This Web-based information system was developed to communicate coastal hazards information to residents of North Carolina’s coastal communities, including the emergency management community.  The portal includes maps and visualizations of current coastal conditions, storm surge and wave simulations from past hurricanes, tools to study the potential for coastal and estuary erosion, emergency preparedness information and links to hurricane awareness and emergency information websites.

The portal was developed by a research team led by J. P. Walsh and Reide Corbett of the ECU geological sciences department and the Institute for Coastal Science and Policy. Allen and Tom Crawford, associate professor of geographic information science, also participate in the research team. Other disciplines and centers that contribute to the portal include ECU economics, UNC Chapel Hill’s marine sciences department, the Center for Natural Hazards Research at ECU, the Coastal Studies Institute in Manteo and the Program for the Study of Developed Shorelines at Western Carolina University.

Erosion prediction for inlets, shorelines and estuaries

Everyone on the coast knows that erosion threatens wetlands, beaches, and a much loved way of life, and many have debated policies and adaptation and mitigation plans related to erosion. RENCI at ECU works with scientists across the campus and throughout the UNC system to provide information to local communities on erosion and its impacts so they can develop policies that protect and sustain coastal communities and ecology. The approach uses observing systems such as buoys, geospatial mapping technology, and visualization to communicate scientific data in easy-to-understand formats so that new policies and sound decisions can be made using the most current scientific knowledge.

Current work involves integrating observations of estuarine and ocean shoreline change. Initiatives include:

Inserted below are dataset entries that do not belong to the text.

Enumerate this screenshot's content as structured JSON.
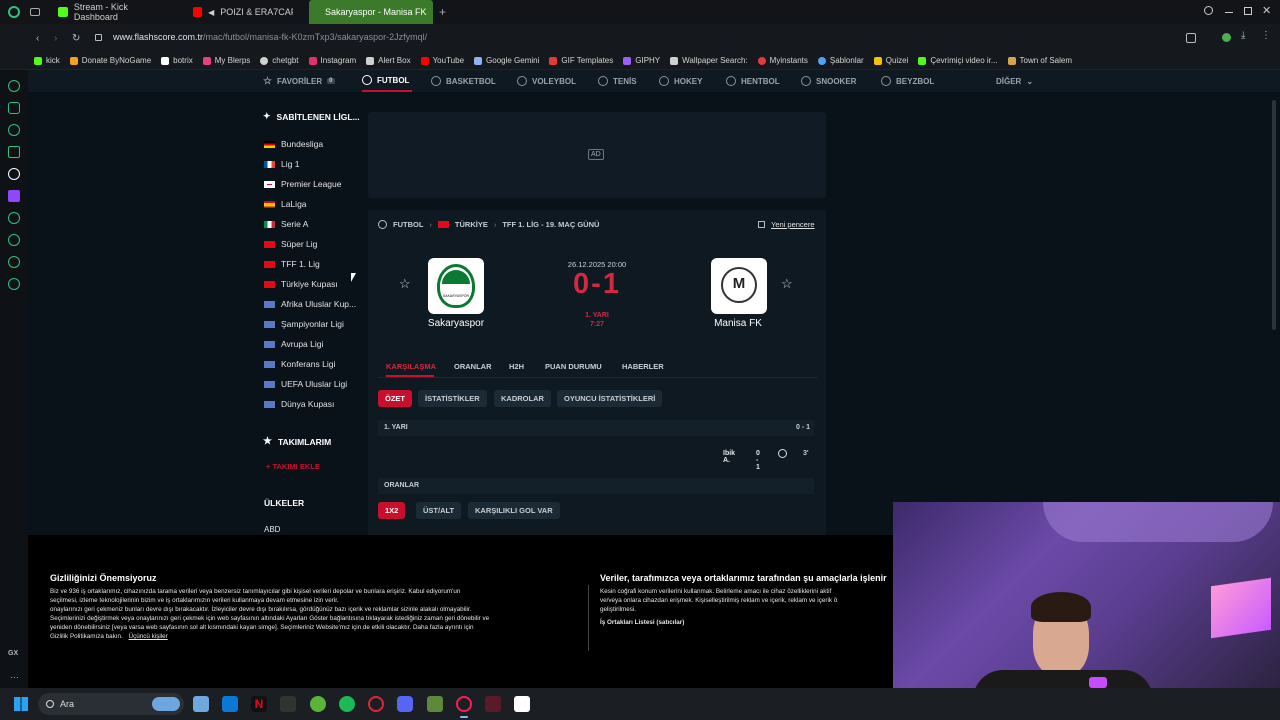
{
  "browser": {
    "tabs": [
      {
        "label": "Stream - Kick Dashboard",
        "color": "#53fc18"
      },
      {
        "label": "POIZI & ERA7CAPONE",
        "color": "#ff0000"
      },
      {
        "label": "Sakaryaspor - Manisa FK",
        "color": "#ffffff"
      }
    ],
    "url_main": "www.flashscore.com.tr",
    "url_path": "/mac/futbol/manisa-fk-K0zmTxp3/sakaryaspor-2Jzfymql/",
    "bookmarks": [
      {
        "label": "kick",
        "color": "#53fc18"
      },
      {
        "label": "Donate ByNoGame",
        "color": "#f4a11d"
      },
      {
        "label": "botrix",
        "color": "#ffffff"
      },
      {
        "label": "My Blerps",
        "color": "#e6417c"
      },
      {
        "label": "chetgbt",
        "color": "#d0d0d0"
      },
      {
        "label": "Instagram",
        "color": "#e1306c"
      },
      {
        "label": "Alert Box",
        "color": "#d0d0d0"
      },
      {
        "label": "YouTube",
        "color": "#ff0000"
      },
      {
        "label": "Google Gemini",
        "color": "#8ab4f8"
      },
      {
        "label": "GIF Templates",
        "color": "#e33b3b"
      },
      {
        "label": "GIPHY",
        "color": "#a05cff"
      },
      {
        "label": "Wallpaper Search:",
        "color": "#d0d0d0"
      },
      {
        "label": "Myinstants",
        "color": "#e33b3b"
      },
      {
        "label": "Şablonlar",
        "color": "#4fa3f7"
      },
      {
        "label": "Quizei",
        "color": "#f4c20d"
      },
      {
        "label": "Çevrimiçi video ir...",
        "color": "#53fc18"
      },
      {
        "label": "Town of Salem",
        "color": "#d8a44a"
      }
    ]
  },
  "sports_nav": [
    {
      "label": "FAVORİLER",
      "active": false
    },
    {
      "label": "FUTBOL",
      "active": true
    },
    {
      "label": "BASKETBOL",
      "active": false
    },
    {
      "label": "VOLEYBOL",
      "active": false
    },
    {
      "label": "TENİS",
      "active": false
    },
    {
      "label": "HOKEY",
      "active": false
    },
    {
      "label": "HENTBOL",
      "active": false
    },
    {
      "label": "SNOOKER",
      "active": false
    },
    {
      "label": "BEYZBOL",
      "active": false
    },
    {
      "label": "DİĞER",
      "active": false
    }
  ],
  "favorites_count": "0",
  "pinned": {
    "title": "SABİTLENEN LİGL...",
    "leagues": [
      {
        "label": "Bundesliga",
        "flag": "de"
      },
      {
        "label": "Lig 1",
        "flag": "fr"
      },
      {
        "label": "Premier League",
        "flag": "en"
      },
      {
        "label": "LaLiga",
        "flag": "es"
      },
      {
        "label": "Serie A",
        "flag": "it"
      },
      {
        "label": "Süper Lig",
        "flag": "tr"
      },
      {
        "label": "TFF 1. Lig",
        "flag": "tr"
      },
      {
        "label": "Türkiye Kupası",
        "flag": "tr"
      },
      {
        "label": "Afrika Uluslar Kup...",
        "flag": "world"
      },
      {
        "label": "Şampiyonlar Ligi",
        "flag": "world"
      },
      {
        "label": "Avrupa Ligi",
        "flag": "world"
      },
      {
        "label": "Konferans Ligi",
        "flag": "world"
      },
      {
        "label": "UEFA Uluslar Ligi",
        "flag": "world"
      },
      {
        "label": "Dünya Kupası",
        "flag": "world"
      }
    ]
  },
  "my_teams": {
    "title": "TAKIMLARIM",
    "add": "+ TAKIMI EKLE"
  },
  "countries": {
    "title": "ÜLKELER",
    "first": "ABD"
  },
  "ad_label": "AD",
  "breadcrumb": {
    "sport": "FUTBOL",
    "country": "TÜRKİYE",
    "league": "TFF 1. LİG - 19. MAÇ GÜNÜ",
    "new_window": "Yeni pencere"
  },
  "match": {
    "datetime": "26.12.2025 20:00",
    "score": "0-1",
    "status": "1. YARI",
    "minute": "7:27",
    "home": "Sakaryaspor",
    "away": "Manisa FK",
    "home_abbr": "SAKARYASPOR",
    "away_abbr": "M"
  },
  "match_tabs": [
    "KARŞILAŞMA",
    "ORANLAR",
    "H2H",
    "PUAN DURUMU",
    "HABERLER"
  ],
  "sub_tabs": [
    "ÖZET",
    "İSTATİSTİKLER",
    "KADROLAR",
    "OYUNCU İSTATİSTİKLERİ"
  ],
  "summary": {
    "period": "1. YARI",
    "period_score": "0 - 1",
    "scorer": "Ibik A.",
    "event_score": "0 - 1",
    "event_minute": "3'"
  },
  "odds": {
    "title": "ORANLAR",
    "tabs": [
      "1X2",
      "ÜST/ALT",
      "KARŞILIKLI GOL VAR"
    ]
  },
  "cookie": {
    "left_title": "Gizliliğinizi Önemsiyoruz",
    "left_text_1": "Biz ve 936 iş ortaklarımız, cihazınızda tarama verileri veya benzersiz tanımlayıcılar gibi kişisel verileri depolar ve bunlara erişiriz. Kabul ediyorum'un",
    "left_text_2": "seçilmesi, izleme teknolojilerinin bizim ve iş ortaklarımızın verileri kullanmaya devam etmesine izin verir.",
    "left_text_3": "onaylarınızı geri çekmeniz bunları devre dışı bırakacaktır. İzleyiciler devre dışı bırakılırsa, gördüğünüz bazı içerik ve reklamlar sizinle alakalı olmayabilir.",
    "left_text_4": "Seçimlerinizi değiştirmek veya onaylarınızı geri çekmek için web sayfasının altındaki Ayarları Göster bağlantısına tıklayarak istediğiniz zaman geri dönebilir ve",
    "left_text_5": "yeniden dönebilirsiniz [veya varsa web sayfasının sol alt kısmındaki kayan simge]. Seçimleriniz Website'mız için de etkili olacaktır. Daha fazla ayrıntı için",
    "left_text_6": "Gizlilik Politikamıza bakın.",
    "left_link": "Üçüncü kişiler",
    "right_title": "Veriler, tarafımızca veya ortaklarımız tarafından şu amaçlarla işlenir",
    "right_text_1": "Kesin coğrafi konum verilerini kullanmak. Belirleme amacı ile cihaz özelliklerini aktif",
    "right_text_2": "ve/veya onlara cihazdan erişmek. Kişiselleştirilmiş reklam ve içerik, reklam ve içerik ö",
    "right_text_3": "geliştirilmesi.",
    "right_link": "İş Ortakları Listesi (satıcılar)"
  },
  "taskbar": {
    "search": "Ara"
  }
}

  • Examining spatial and temporal variability in estuarine shoreline erosion,
  • Analyzing trends about ocean shorelines to create new computer models that use a vast dataset on ocean shorelines,
  • Examining landscape and seascape dynamics in 3D using state-of-the-art instrumentation to document and comprehensively understand changes, such as patterns of erosion and accretion and how barrier islands are reshaped and moved,
  • Collecting, integrating, and analyzing estuarine and oceanfront data at sites in northeastern North Carolina, from river mouths to Outer Banks beaches. The resulting integrated models provide a starting point for communication with the public.
  • Evaluating state-of-the-art terrestrial laser scans (TLS) to better understand erosion processes and the coast’s sensitivity to weather events,
  • Improving methodologies used to convey uncertainty and its propagation in erosion models.

Surge Viz

In an effort to communicate with the pubic about the risks of storm surge from hurricanes, RENCI at ECU created a library of scientific visualizations that show coastal inundation caused by storm surge. The visualizations, created using the modeling frameworks of ADCIRC and SLOSH (for Sea, Lake and Overland Surges from Hurricanes), were developed for Dare County emergency management officials.

All visualizations are available on the Web, which allows emergency managers and meteorologists to use them to communicate the dangers of approaching storms and to supplement evacuation orders. Animations are available for Southern Shores, Kitty Hawk, Nags Head, Oregon Inlet, Chicamacomico and Cape Hatteras. In addition, the visualizations help researchers study how people perceive risks when they are presented visually. The visualizations are online at:

Storms to Life

The website Storms to Life compiles images, personal stories, statistics, and maps that allow visitors to track past storms in order to raise their awareness about dangerous coastal storms and how they affect coastal communities. Storms to Life includes information about storms that have impacted North Carolina over the past 200-plus years. The site’s homepage features a time line showing the state’s significant storms. As visitors mouse-over the storm names, an image and a box of quick facts appears for each storm. Clicking on a storm name takes visitors to that storm’s web page, where they will find stories and images about the human, economic and environmental impact of the storm.

For more on RENCI at ECU, see